◆ TASK GOAL ◆
Where a line of the records contains the word "Epic", show that line.

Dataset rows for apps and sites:

────────

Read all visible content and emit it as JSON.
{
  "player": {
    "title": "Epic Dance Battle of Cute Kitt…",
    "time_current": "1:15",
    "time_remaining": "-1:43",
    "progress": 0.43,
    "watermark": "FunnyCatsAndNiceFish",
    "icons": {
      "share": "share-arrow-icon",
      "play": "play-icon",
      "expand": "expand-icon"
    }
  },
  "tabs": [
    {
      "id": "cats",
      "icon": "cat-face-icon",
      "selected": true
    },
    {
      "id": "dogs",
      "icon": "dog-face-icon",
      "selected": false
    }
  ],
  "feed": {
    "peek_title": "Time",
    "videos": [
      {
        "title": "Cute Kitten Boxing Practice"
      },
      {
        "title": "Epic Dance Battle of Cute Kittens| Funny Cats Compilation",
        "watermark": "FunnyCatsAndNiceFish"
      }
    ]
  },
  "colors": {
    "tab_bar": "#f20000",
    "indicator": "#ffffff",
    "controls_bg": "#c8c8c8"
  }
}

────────

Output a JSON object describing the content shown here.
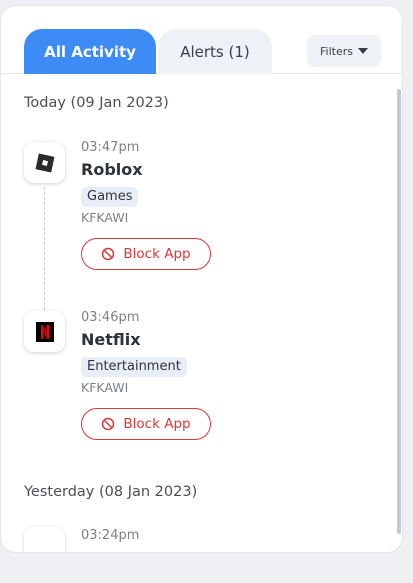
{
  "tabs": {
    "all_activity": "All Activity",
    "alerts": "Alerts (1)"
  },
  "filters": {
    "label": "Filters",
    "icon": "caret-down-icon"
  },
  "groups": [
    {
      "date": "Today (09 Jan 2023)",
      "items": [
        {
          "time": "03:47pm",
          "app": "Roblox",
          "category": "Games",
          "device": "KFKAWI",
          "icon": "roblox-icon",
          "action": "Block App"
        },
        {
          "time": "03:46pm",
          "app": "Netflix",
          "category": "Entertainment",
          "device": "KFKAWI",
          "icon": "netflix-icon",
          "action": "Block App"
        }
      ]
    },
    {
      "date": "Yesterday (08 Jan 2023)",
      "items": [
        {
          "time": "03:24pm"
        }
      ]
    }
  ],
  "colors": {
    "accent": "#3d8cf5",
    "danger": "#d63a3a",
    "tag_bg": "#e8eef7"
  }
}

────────

◆ COMPLETED TASK ◆
    "title": "Epic Dance Battle of Cute Kitt…",
        "title": "Epic Dance Battle of Cute Kittens| Funny Cats Compilation",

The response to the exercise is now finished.